* DATA SHOWN:
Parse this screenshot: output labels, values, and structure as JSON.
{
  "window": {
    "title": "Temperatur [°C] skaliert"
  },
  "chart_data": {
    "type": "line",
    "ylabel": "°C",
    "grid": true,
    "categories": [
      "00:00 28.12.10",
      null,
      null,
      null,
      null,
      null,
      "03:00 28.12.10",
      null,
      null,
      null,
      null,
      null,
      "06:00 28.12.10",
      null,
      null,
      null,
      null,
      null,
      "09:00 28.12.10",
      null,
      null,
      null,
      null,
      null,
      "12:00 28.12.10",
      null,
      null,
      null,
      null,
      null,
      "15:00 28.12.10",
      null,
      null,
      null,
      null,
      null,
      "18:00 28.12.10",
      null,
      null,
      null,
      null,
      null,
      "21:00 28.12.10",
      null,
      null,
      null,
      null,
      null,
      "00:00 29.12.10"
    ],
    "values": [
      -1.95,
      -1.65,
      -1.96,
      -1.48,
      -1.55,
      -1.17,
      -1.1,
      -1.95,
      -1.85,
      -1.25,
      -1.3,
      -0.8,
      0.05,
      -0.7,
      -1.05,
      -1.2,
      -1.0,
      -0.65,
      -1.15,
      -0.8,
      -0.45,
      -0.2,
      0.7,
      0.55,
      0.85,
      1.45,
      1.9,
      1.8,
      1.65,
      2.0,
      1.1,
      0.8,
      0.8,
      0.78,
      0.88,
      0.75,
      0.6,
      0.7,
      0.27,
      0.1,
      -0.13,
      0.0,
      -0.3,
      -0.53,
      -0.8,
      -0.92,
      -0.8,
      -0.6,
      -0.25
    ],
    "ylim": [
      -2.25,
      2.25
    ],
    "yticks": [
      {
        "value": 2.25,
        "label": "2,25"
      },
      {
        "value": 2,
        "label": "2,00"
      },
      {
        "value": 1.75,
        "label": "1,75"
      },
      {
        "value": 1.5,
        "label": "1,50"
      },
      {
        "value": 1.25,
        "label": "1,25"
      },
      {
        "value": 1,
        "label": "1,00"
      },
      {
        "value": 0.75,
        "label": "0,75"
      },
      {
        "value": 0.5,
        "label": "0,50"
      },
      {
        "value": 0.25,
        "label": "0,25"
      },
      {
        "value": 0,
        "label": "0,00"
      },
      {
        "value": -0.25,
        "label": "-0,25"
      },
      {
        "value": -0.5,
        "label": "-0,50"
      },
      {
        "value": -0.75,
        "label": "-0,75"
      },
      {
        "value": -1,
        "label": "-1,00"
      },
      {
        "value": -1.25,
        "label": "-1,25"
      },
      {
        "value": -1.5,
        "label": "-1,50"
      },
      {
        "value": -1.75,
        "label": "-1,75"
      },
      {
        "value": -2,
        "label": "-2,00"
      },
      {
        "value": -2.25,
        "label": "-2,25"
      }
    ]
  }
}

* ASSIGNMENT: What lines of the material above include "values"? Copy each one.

* TASK RESPONSE:
Parse this screenshot: output labels, values, and structure as JSON.
    "values": [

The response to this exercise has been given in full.